Content starts

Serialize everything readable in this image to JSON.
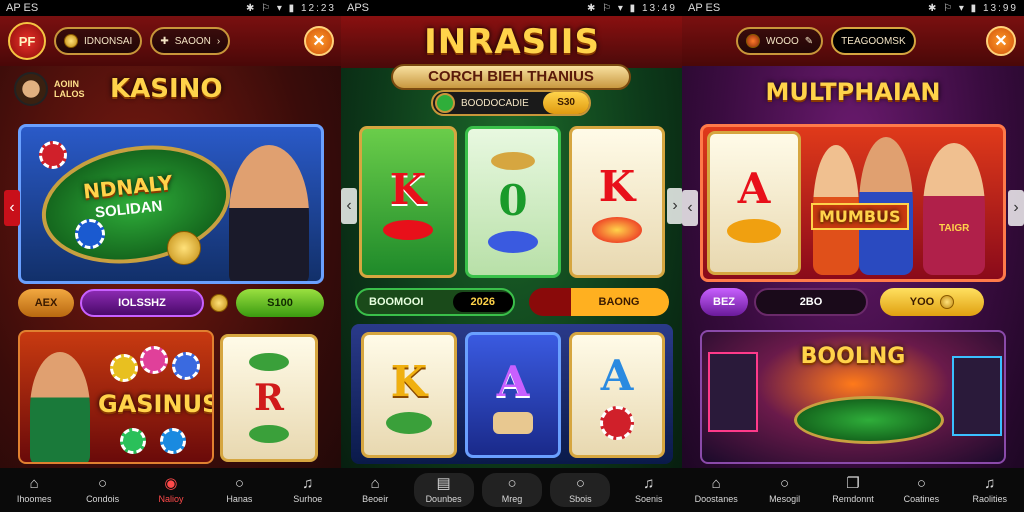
{
  "colors": {
    "brand_red": "#b01010",
    "gold": "#ffd34a",
    "green": "#2fae3a",
    "purple": "#6a1a6e",
    "orange": "#ff9a2a"
  },
  "screens": [
    {
      "status": {
        "left": "AP ES",
        "time": "12:23"
      },
      "topbar": {
        "logo": "PF",
        "balance": "IDNONSAI",
        "wallet": "SAOON"
      },
      "section_title": "KASINO",
      "section_sub": "AOIIN LALOS",
      "banner": {
        "title": "NDNALY",
        "subtitle": "SOLIDAN"
      },
      "stats": {
        "a": "AEX",
        "b": "IOLSSHZ",
        "c": "S100"
      },
      "promo_title": "GASINUS",
      "nav": [
        {
          "icon": "home-icon",
          "label": "Ihoomes"
        },
        {
          "icon": "search-icon",
          "label": "Condois"
        },
        {
          "icon": "games-icon",
          "label": "Nalioy"
        },
        {
          "icon": "search-icon",
          "label": "Hanas"
        },
        {
          "icon": "bell-icon",
          "label": "Surhoe"
        }
      ]
    },
    {
      "status": {
        "left": "APS",
        "time": "13:49"
      },
      "header": {
        "title": "INRASIIS",
        "subtitle": "CORCH BIEH THANIUS"
      },
      "balance": {
        "label": "BOODOCADIE",
        "value": "S30"
      },
      "reels_top": [
        {
          "symbol": "K"
        },
        {
          "symbol": "0"
        },
        {
          "symbol": "K"
        }
      ],
      "stats": {
        "a": "BOOMOOI",
        "b": "2026",
        "c": "BAONG"
      },
      "reels_bottom": [
        {
          "symbol": "K"
        },
        {
          "symbol": "A"
        },
        {
          "symbol": "A"
        }
      ],
      "nav": [
        {
          "icon": "home-icon",
          "label": "Beoeir"
        },
        {
          "icon": "doc-icon",
          "label": "Dounbes"
        },
        {
          "icon": "search-icon",
          "label": "Mreg"
        },
        {
          "icon": "search-icon",
          "label": "Sbois"
        },
        {
          "icon": "bell-icon",
          "label": "Soenis"
        }
      ]
    },
    {
      "status": {
        "left": "AP ES",
        "time": "13:99"
      },
      "topbar": {
        "balance": "WOOO",
        "wallet": "TEAGOOMSK"
      },
      "section_title": "MULTPHAIAN",
      "reel_symbol": "A",
      "banner_label": "MUMBUS",
      "side_label": "TAIGR",
      "stats": {
        "a": "BEZ",
        "b": "2BO",
        "c": "YOO"
      },
      "promo_title": "BOOLNG",
      "nav": [
        {
          "icon": "home-icon",
          "label": "Doostanes"
        },
        {
          "icon": "search-icon",
          "label": "Mesogil"
        },
        {
          "icon": "book-icon",
          "label": "Remdonnt"
        },
        {
          "icon": "search-icon",
          "label": "Coatines"
        },
        {
          "icon": "bell-icon",
          "label": "Raolities"
        }
      ]
    }
  ]
}
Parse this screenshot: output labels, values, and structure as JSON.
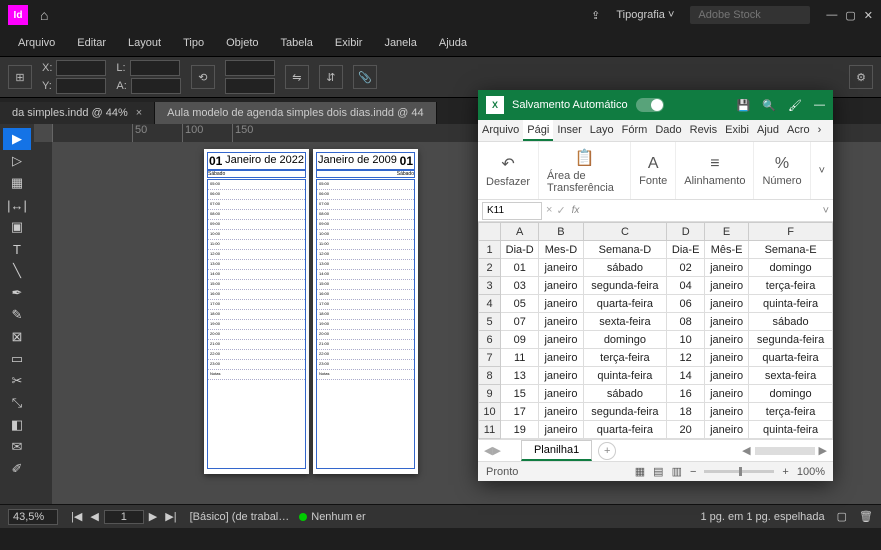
{
  "indesign": {
    "logo": "Id",
    "workspace_label": "Tipografia",
    "search_placeholder": "Adobe Stock",
    "menu": [
      "Arquivo",
      "Editar",
      "Layout",
      "Tipo",
      "Objeto",
      "Tabela",
      "Exibir",
      "Janela",
      "Ajuda"
    ],
    "control": {
      "X_label": "X:",
      "Y_label": "Y:",
      "L_label": "L:",
      "A_label": "A:"
    },
    "tabs": [
      {
        "label": "da simples.indd @ 44%",
        "active": false
      },
      {
        "label": "Aula modelo de agenda simples dois dias.indd @ 44",
        "active": true
      }
    ],
    "ruler_marks": [
      "50",
      "100",
      "150"
    ],
    "left_page": {
      "month": "Janeiro de 2022",
      "day": "01",
      "weekday": "Sábado"
    },
    "right_page": {
      "month": "Janeiro de 2009",
      "day": "01",
      "weekday": "Sábado"
    },
    "hours": [
      "05:00",
      "06:00",
      "07:00",
      "08:00",
      "09:00",
      "10:00",
      "11:00",
      "12:00",
      "13:00",
      "14:00",
      "15:00",
      "16:00",
      "17:00",
      "18:00",
      "19:00",
      "20:00",
      "21:00",
      "22:00",
      "23:00",
      "Notas"
    ],
    "status": {
      "zoom": "43,5%",
      "page": "1",
      "style": "[Básico] (de trabal…",
      "preflight": "Nenhum er",
      "spread": "1 pg. em 1 pg. espelhada"
    }
  },
  "excel": {
    "autosave_label": "Salvamento Automático",
    "tabs": [
      "Arquivo",
      "Pági",
      "Inser",
      "Layo",
      "Fórm",
      "Dado",
      "Revis",
      "Exibi",
      "Ajud",
      "Acro"
    ],
    "active_tab": 1,
    "ribbon_groups": [
      {
        "label": "Desfazer",
        "drop": true
      },
      {
        "label": "Área de Transferência",
        "drop": true
      },
      {
        "label": "Fonte",
        "drop": true
      },
      {
        "label": "Alinhamento",
        "drop": true
      },
      {
        "label": "Número",
        "drop": true
      }
    ],
    "name_box": "K11",
    "headers": [
      "",
      "A",
      "B",
      "C",
      "D",
      "E",
      "F"
    ],
    "col_labels": [
      "Dia-D",
      "Mes-D",
      "Semana-D",
      "Dia-E",
      "Mês-E",
      "Semana-E"
    ],
    "rows": [
      [
        "01",
        "janeiro",
        "sábado",
        "02",
        "janeiro",
        "domingo"
      ],
      [
        "03",
        "janeiro",
        "segunda-feira",
        "04",
        "janeiro",
        "terça-feira"
      ],
      [
        "05",
        "janeiro",
        "quarta-feira",
        "06",
        "janeiro",
        "quinta-feira"
      ],
      [
        "07",
        "janeiro",
        "sexta-feira",
        "08",
        "janeiro",
        "sábado"
      ],
      [
        "09",
        "janeiro",
        "domingo",
        "10",
        "janeiro",
        "segunda-feira"
      ],
      [
        "11",
        "janeiro",
        "terça-feira",
        "12",
        "janeiro",
        "quarta-feira"
      ],
      [
        "13",
        "janeiro",
        "quinta-feira",
        "14",
        "janeiro",
        "sexta-feira"
      ],
      [
        "15",
        "janeiro",
        "sábado",
        "16",
        "janeiro",
        "domingo"
      ],
      [
        "17",
        "janeiro",
        "segunda-feira",
        "18",
        "janeiro",
        "terça-feira"
      ],
      [
        "19",
        "janeiro",
        "quarta-feira",
        "20",
        "janeiro",
        "quinta-feira"
      ]
    ],
    "sheet_name": "Planilha1",
    "status": {
      "ready": "Pronto",
      "zoom": "100%"
    }
  }
}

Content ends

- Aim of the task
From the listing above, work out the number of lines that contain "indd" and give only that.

- Answer for the task
2